* **Activity**
Which lines in the records below hold the word "邮箱地址"? Copy each of them.

[Material supplied Boundary: Start]

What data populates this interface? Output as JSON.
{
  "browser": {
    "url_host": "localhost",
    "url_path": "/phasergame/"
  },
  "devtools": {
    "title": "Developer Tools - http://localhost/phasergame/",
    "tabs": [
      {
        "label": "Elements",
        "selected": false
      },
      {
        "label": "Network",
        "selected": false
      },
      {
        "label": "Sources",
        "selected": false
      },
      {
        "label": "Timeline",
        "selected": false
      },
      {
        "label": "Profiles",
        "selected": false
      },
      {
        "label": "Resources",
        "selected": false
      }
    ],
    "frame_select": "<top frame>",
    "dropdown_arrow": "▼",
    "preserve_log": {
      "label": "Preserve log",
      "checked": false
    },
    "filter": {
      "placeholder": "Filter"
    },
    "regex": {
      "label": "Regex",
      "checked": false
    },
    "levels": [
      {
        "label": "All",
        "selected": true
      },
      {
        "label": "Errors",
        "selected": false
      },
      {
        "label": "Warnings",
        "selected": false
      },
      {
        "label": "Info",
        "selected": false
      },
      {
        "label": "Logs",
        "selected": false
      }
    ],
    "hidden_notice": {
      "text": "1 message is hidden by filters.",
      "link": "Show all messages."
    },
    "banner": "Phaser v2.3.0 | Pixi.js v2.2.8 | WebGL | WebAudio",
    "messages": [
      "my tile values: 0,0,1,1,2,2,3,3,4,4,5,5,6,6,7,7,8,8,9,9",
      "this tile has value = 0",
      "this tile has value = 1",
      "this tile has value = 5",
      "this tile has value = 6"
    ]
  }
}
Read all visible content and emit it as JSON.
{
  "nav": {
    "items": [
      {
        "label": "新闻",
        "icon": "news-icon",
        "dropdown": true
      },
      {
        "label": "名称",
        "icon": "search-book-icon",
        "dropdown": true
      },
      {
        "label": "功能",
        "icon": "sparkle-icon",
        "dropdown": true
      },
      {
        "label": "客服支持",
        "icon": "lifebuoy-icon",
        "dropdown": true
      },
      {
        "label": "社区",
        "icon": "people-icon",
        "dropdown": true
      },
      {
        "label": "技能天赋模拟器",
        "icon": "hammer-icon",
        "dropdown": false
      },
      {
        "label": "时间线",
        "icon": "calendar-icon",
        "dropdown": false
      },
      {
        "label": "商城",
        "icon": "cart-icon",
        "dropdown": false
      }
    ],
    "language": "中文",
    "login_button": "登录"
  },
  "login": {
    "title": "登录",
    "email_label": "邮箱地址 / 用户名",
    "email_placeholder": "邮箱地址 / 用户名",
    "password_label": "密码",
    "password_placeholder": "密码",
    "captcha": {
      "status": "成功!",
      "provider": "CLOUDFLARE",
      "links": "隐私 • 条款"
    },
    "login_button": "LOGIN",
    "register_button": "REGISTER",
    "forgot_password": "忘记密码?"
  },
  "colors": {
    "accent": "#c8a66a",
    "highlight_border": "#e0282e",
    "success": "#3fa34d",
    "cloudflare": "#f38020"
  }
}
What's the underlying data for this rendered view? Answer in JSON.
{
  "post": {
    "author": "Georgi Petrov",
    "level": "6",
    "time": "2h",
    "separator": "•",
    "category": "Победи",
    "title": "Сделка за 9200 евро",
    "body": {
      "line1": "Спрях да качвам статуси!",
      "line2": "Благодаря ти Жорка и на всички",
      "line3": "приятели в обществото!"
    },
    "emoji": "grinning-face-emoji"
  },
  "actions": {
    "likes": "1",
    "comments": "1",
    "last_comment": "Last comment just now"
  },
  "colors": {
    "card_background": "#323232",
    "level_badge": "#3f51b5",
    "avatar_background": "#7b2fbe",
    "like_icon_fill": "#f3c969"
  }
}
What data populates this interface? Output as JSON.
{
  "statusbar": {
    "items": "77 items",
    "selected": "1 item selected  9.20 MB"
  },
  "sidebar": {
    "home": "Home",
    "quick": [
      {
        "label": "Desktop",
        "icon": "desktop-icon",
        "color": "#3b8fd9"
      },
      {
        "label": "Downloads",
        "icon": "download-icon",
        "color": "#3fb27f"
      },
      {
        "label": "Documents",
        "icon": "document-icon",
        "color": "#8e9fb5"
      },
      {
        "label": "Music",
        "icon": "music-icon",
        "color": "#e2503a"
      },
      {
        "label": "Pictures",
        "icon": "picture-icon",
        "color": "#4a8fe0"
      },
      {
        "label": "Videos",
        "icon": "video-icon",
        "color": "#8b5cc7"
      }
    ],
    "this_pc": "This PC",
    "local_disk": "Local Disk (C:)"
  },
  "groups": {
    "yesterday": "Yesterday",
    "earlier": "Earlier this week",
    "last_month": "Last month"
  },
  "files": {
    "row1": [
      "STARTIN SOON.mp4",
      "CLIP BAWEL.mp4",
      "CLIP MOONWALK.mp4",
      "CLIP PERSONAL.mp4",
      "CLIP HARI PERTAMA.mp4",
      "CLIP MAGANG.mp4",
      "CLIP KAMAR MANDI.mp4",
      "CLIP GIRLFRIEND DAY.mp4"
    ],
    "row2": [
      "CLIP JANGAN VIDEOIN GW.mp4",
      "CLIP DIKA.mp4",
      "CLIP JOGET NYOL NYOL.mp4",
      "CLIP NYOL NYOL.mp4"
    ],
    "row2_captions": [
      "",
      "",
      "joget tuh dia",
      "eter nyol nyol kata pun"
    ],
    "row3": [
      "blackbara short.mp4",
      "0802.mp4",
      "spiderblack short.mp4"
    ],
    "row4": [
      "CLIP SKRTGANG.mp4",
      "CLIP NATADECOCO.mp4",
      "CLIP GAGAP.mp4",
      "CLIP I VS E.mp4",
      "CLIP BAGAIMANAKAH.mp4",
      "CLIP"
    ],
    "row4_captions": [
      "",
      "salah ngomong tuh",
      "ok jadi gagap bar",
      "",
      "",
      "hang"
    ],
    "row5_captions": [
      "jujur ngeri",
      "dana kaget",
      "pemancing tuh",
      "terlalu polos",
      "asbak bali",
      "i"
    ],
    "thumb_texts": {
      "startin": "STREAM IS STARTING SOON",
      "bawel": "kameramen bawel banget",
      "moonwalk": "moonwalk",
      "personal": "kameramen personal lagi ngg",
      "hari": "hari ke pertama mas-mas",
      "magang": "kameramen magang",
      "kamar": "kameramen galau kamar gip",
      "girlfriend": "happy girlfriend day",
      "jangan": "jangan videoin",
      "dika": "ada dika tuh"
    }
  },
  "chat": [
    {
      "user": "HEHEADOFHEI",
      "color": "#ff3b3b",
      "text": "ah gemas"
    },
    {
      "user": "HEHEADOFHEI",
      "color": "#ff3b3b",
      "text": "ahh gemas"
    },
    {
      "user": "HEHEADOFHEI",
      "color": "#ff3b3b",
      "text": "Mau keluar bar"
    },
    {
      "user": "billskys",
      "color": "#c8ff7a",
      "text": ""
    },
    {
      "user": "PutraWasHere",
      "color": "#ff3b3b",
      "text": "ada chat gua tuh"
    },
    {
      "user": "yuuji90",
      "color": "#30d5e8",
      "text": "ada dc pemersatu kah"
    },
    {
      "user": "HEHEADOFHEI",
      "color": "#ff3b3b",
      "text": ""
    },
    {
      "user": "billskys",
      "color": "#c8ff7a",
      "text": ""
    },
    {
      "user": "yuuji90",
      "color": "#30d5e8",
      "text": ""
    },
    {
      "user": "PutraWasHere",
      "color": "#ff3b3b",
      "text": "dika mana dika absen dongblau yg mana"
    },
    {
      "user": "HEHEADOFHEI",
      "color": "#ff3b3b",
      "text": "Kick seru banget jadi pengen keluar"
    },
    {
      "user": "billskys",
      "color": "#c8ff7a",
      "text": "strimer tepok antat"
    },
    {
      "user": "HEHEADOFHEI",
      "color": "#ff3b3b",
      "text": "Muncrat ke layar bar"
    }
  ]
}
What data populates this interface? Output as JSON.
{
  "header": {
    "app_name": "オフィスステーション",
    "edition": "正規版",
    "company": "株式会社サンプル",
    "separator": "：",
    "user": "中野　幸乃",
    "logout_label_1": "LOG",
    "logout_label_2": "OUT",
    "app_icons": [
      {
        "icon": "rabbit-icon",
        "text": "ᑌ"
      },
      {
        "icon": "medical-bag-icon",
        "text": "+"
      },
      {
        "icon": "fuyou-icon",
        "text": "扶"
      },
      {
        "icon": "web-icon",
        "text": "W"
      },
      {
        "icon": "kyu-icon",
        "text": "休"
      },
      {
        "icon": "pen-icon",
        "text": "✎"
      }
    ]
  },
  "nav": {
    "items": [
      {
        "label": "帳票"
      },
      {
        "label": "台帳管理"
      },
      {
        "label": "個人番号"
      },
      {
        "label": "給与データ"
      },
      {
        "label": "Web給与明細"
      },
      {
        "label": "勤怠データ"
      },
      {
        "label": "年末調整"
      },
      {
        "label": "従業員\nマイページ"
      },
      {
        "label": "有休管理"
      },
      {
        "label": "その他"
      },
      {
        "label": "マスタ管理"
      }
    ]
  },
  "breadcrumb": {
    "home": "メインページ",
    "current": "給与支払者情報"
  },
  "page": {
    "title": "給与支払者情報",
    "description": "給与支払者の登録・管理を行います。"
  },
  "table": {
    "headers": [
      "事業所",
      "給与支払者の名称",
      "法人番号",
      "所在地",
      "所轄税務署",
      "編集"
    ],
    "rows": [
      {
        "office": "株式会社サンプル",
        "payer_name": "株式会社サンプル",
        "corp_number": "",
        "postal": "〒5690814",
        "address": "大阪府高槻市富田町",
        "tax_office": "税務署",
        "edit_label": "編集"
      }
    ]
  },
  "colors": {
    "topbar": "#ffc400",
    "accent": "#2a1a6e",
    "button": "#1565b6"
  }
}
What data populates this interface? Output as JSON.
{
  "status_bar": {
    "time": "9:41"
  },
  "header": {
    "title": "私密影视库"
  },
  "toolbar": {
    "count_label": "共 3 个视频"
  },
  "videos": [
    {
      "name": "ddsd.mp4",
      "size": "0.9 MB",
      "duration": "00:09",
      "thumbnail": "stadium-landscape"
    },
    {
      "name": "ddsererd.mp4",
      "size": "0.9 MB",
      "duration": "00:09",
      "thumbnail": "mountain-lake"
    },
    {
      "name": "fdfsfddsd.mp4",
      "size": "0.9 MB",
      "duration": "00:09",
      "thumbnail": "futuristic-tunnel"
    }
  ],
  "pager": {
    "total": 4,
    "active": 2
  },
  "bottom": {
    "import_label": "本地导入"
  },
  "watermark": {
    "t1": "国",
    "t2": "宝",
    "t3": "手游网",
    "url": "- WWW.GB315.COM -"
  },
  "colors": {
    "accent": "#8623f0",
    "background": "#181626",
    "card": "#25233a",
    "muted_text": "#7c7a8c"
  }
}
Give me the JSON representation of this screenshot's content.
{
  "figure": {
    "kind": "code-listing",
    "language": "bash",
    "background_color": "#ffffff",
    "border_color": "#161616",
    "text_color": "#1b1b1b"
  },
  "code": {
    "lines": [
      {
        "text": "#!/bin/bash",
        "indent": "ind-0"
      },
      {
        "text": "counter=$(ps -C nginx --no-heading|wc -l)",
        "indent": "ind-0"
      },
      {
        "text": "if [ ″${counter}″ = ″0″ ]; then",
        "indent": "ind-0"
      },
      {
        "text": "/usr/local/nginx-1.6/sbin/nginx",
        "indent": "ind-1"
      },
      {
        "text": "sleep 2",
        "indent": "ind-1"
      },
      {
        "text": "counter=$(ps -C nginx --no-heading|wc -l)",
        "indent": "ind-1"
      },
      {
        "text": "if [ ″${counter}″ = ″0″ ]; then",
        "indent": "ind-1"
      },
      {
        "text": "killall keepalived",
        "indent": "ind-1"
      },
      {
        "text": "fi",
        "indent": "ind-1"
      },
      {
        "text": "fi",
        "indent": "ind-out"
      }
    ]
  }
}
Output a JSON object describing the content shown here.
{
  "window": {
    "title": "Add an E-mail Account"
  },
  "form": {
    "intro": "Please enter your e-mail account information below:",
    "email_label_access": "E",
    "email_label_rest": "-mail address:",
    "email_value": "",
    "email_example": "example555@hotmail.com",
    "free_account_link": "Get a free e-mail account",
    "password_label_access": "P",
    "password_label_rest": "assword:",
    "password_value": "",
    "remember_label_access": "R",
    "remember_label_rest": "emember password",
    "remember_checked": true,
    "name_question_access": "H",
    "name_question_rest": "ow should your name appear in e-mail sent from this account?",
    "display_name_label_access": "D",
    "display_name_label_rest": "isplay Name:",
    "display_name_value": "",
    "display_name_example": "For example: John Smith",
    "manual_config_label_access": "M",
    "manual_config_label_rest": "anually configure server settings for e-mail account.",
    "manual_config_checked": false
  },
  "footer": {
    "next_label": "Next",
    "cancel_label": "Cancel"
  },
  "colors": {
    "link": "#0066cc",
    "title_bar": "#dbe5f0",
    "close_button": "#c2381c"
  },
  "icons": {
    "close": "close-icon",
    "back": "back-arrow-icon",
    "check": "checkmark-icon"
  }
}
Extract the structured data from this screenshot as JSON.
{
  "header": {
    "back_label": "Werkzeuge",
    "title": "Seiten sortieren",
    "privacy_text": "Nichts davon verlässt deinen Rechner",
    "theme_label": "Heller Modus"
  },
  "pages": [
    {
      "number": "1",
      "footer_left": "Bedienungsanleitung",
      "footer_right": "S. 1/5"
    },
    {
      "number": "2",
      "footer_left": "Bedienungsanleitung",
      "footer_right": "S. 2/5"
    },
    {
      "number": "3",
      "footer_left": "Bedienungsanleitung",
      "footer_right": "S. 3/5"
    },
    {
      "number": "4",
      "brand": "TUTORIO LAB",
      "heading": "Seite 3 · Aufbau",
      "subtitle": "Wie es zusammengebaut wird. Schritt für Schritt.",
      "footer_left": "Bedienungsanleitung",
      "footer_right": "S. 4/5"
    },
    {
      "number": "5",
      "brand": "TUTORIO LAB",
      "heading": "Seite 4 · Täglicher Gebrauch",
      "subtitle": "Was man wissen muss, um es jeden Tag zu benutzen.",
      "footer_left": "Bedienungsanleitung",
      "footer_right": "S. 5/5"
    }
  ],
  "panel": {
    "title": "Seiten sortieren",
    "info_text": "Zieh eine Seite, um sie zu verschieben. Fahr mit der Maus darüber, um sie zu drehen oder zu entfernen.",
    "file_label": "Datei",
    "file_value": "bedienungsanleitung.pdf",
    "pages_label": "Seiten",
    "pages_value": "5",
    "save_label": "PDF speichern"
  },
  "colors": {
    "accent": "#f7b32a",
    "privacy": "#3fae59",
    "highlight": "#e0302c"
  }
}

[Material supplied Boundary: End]

* **Exercise output**
    "email_label": "邮箱地址 / 用户名",
    "email_placeholder": "邮箱地址 / 用户名",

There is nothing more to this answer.